Using the records that follow, copy every line containing the word "Term".

Stored data entries:
◆ ◆ ◆ ◆ ◆
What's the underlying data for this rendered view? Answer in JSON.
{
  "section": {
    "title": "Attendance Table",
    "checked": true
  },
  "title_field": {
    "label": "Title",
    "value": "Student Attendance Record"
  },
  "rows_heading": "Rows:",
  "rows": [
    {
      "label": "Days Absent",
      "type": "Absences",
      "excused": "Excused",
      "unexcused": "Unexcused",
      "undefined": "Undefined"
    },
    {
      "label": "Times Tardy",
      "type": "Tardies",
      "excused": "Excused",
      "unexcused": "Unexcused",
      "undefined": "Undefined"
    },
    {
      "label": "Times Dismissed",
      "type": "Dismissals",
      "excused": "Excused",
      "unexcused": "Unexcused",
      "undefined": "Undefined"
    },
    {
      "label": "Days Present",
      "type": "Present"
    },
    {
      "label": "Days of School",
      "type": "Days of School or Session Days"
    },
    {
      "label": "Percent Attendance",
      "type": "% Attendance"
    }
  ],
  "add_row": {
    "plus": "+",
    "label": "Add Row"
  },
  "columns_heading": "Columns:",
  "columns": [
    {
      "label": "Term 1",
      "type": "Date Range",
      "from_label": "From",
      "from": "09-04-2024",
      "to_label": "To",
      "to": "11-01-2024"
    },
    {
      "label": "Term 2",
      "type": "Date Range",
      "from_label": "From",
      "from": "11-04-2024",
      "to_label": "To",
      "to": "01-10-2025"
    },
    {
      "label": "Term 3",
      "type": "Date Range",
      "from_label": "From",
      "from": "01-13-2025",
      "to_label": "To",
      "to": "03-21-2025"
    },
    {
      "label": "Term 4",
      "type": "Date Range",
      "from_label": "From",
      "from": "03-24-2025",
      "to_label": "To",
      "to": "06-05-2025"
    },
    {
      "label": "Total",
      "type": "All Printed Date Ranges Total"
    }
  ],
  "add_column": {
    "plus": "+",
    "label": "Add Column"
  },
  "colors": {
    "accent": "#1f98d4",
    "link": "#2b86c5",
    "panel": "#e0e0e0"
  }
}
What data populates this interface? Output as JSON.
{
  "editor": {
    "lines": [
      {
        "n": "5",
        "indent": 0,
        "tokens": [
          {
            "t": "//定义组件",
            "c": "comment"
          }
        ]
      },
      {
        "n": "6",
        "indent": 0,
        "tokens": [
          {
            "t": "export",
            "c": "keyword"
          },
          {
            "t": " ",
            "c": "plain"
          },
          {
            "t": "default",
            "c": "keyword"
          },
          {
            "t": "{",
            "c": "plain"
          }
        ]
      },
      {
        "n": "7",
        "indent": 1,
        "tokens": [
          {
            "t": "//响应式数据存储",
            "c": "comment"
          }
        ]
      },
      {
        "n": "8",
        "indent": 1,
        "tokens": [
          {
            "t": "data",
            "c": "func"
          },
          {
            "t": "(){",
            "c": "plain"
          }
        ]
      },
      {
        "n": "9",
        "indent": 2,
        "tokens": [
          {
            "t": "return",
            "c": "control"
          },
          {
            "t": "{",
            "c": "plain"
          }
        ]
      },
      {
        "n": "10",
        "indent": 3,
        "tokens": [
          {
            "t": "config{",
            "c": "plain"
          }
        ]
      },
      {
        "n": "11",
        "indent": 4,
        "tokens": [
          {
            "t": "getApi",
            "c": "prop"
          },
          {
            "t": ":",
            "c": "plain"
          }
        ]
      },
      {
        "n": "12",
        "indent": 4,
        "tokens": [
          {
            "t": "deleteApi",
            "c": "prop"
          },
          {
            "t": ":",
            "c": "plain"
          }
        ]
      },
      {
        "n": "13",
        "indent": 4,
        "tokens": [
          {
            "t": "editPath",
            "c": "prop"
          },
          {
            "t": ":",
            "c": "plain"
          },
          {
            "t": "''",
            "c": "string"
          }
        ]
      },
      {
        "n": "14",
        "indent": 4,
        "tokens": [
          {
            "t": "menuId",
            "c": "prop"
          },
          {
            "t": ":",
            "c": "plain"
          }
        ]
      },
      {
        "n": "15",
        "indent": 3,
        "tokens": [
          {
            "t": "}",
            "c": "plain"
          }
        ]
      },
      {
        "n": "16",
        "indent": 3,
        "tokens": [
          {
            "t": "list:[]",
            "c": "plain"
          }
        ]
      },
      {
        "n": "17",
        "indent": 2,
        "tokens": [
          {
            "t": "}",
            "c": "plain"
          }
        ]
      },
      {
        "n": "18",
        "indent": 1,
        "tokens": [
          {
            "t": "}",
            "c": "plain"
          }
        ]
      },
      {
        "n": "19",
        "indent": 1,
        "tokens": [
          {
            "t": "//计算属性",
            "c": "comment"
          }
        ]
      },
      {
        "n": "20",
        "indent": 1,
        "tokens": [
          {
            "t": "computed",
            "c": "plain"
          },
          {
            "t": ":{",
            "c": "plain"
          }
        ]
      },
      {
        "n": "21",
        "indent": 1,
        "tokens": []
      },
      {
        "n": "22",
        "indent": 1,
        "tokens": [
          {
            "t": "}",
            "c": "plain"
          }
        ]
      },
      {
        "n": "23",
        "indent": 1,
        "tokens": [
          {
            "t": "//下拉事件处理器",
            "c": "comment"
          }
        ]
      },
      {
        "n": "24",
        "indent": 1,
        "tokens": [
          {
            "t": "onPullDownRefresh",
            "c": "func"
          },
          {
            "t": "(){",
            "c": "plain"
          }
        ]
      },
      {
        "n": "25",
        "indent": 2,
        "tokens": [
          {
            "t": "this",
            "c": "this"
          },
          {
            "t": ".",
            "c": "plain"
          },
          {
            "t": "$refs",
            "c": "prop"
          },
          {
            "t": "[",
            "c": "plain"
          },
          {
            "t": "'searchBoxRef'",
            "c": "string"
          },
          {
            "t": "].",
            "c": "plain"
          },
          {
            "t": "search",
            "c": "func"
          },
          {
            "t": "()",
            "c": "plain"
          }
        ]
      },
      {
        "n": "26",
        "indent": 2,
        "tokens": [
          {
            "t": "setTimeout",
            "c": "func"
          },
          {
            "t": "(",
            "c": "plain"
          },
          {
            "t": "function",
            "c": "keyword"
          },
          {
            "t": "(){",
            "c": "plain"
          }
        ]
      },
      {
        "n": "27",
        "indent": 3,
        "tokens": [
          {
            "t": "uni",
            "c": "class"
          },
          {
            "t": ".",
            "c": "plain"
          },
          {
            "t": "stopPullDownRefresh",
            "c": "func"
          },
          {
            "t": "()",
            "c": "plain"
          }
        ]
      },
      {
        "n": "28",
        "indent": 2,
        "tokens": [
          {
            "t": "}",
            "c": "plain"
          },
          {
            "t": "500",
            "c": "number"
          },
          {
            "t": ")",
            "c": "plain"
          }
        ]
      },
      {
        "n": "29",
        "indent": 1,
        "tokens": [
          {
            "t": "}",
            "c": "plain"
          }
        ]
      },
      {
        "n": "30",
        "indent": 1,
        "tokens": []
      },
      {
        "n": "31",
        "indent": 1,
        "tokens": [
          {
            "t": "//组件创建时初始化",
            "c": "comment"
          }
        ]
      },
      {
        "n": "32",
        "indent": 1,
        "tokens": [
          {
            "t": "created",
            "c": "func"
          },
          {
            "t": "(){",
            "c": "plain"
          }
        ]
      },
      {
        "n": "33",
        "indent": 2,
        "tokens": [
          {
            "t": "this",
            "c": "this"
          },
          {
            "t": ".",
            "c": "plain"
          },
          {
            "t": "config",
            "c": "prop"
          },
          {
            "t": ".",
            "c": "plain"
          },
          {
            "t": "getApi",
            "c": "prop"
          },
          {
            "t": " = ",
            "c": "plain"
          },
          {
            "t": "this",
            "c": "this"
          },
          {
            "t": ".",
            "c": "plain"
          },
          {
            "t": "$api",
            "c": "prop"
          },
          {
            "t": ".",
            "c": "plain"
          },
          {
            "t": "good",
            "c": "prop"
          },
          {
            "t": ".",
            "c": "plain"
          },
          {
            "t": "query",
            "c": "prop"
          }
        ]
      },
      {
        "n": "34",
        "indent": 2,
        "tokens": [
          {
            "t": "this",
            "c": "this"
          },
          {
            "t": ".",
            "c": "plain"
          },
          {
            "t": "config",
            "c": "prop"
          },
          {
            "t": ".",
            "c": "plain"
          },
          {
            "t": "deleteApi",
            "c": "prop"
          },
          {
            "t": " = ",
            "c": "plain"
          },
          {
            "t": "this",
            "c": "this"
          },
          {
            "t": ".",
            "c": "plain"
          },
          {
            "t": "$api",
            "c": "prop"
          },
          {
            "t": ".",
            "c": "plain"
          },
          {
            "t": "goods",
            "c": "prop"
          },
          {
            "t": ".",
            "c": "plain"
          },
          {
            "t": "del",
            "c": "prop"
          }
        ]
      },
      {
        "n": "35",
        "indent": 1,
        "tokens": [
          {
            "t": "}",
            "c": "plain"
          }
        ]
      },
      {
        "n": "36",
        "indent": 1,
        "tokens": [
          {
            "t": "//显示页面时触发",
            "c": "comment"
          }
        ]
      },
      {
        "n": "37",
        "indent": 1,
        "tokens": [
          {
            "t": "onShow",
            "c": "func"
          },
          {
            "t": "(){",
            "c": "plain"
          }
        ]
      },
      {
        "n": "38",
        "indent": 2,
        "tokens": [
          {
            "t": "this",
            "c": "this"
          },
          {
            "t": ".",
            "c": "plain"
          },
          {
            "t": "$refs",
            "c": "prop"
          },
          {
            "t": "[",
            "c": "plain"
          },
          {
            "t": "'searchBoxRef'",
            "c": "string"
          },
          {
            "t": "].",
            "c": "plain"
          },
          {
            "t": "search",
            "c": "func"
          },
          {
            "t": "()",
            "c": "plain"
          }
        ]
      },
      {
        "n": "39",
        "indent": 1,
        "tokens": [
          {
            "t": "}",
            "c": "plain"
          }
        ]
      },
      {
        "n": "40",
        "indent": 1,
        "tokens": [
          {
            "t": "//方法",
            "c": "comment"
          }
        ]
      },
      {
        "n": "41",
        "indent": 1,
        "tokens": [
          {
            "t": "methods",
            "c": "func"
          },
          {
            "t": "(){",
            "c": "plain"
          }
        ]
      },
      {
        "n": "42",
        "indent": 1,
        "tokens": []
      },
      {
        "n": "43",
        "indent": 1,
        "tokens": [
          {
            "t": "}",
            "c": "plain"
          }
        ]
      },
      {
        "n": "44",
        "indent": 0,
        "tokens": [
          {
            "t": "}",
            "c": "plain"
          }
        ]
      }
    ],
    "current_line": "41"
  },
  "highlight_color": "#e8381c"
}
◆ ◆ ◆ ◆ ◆
### Exercise answer
      "label": "Term 1",
      "label": "Term 2",
      "label": "Term 3",
      "label": "Term 4",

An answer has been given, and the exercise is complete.